In fact, in several respects I find them less interesting, though this may betray the fact that I first became aware of Kieslowski in the 1980s, when he was regarded (entirely reasonably) as one of the most brilliantly astute anatomists of the political, cultural and spiritual malaise afflicting his native country. He’s also amassed a substantial body of work as a documentarist – the vast bulk of his output from 1966-81 was non-fiction, and even if he’d never made a commercial feature film his place in Polish film history would be secure even if few outside Poland would ever have heard of him.
Talking of which, I’ve recently been exploring the work of Kieslowski’s long-term friend, fellow student and occasional colleague Marcel Lozinski, whose work is very very similar in a great many respects (even to the point of nudging the metaphysical at times), though unlike Kieslowski he never made the leap into fiction, so he’s probably doomed to remain a footnote in even Polish film histories. But Kieslowski fans should definitely check out HOW TO LIVE (1977), WITNESSES (1987), 89MM FROM EUROPE (1993), ANYTHING CAN HAPPEN (1995) and his most recent, POSTE RESTANTE (2008).
Yes he is incredibly underrated. I might be as bold as saying along with Bergman and Kubrick he is one of the three greatest directors. I just watched The Double Life of Veronique for the first time and am speechless. I’m looking forward to watching his lesser known works.
WILL check out Lozinski!!!
Yes! Red is the MOST romantic film ever. I love it so much… so much that I will probably never watch it again.
I completely fell in love with Irene Jacob. Then, I did it again when Double Life came on DVD. I think I need to watch Double Life again… like I missed something.
AND, I never finished NO END. I think I will some day.
BLIND CHANCE is fun… but doesn’t hold a candle to those last 4 films for me. But, yes, as someone else said, it shows the future of Kieslowski.
Has anyone read the Kieslowski book by ZIZEK??
Oh man Fredo you are missing out. Buy Dekalog and have your mind blown.
Ha – I think I’ll let some other director blow my mind. I’ve heard of Kieslowski but only in passing. So the answer to the question of the thread is then obviously “Yes, he is underrated.” I rented the Dekalog several years ago from Netflix with the intent of watching all the episodes but I got maybe 30 minutes into the first one and just couldn’t get into it. This was a couple years ago and maybe I’d feel differently now but my initial response to the film was not good (it felt like a bad European TV show; I recall that annoying me – wasn’t it a Polish miniserious or something? I don’t know). Yeah ok, I’ll check him out…eventually.

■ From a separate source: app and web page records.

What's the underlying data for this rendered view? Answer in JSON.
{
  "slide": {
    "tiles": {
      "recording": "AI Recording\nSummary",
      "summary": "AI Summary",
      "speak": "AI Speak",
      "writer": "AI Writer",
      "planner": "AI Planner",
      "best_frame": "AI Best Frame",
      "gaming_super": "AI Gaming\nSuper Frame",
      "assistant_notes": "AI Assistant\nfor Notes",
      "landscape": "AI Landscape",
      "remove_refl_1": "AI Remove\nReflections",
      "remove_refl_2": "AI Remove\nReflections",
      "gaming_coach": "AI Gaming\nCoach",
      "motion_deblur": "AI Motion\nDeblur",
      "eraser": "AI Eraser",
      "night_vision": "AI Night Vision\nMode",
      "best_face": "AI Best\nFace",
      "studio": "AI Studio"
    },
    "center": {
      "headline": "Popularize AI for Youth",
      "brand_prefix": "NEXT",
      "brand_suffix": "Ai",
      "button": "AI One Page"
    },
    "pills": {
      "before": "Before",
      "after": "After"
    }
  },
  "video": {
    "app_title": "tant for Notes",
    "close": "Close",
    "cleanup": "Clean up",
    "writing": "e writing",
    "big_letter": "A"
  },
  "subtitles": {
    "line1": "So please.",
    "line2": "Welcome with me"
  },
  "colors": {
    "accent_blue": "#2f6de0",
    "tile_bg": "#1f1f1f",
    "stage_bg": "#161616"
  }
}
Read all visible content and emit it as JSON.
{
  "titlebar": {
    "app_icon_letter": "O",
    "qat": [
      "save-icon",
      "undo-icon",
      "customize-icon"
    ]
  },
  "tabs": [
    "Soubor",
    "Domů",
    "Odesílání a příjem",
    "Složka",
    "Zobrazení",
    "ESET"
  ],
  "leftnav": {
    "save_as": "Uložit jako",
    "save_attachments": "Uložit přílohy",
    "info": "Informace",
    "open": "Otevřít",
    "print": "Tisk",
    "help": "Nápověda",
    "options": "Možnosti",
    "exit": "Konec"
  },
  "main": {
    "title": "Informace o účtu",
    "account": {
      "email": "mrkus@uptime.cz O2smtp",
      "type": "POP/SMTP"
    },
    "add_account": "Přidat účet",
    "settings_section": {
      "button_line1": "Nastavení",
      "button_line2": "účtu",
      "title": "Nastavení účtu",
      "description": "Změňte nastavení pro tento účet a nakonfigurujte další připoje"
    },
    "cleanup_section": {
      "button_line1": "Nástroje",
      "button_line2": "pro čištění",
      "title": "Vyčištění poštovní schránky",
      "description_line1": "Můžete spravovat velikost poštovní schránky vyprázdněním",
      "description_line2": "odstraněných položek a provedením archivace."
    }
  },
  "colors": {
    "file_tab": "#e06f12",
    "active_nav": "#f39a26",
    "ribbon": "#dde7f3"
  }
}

Alexander, I own the Zizek book on Kieslowski. I haven’t gotten through it yet, but given Zizek’s amazing essay in the Double Life Criterion disc, I know it will be amazing. Unfortunately, I had to pay like $85 for the book because it is out of print.
I got into Kieslowski when I got the Three Colors trilogy as a gift. I really enjoyed Blue and Red, but didn’t care for White. Now I’m halfway through The Decalogue, and it is fantastic. Once I finish that, I’m going to watch The Double Life of Veronique and the two short films. What other Kieslowski films are worth checking out?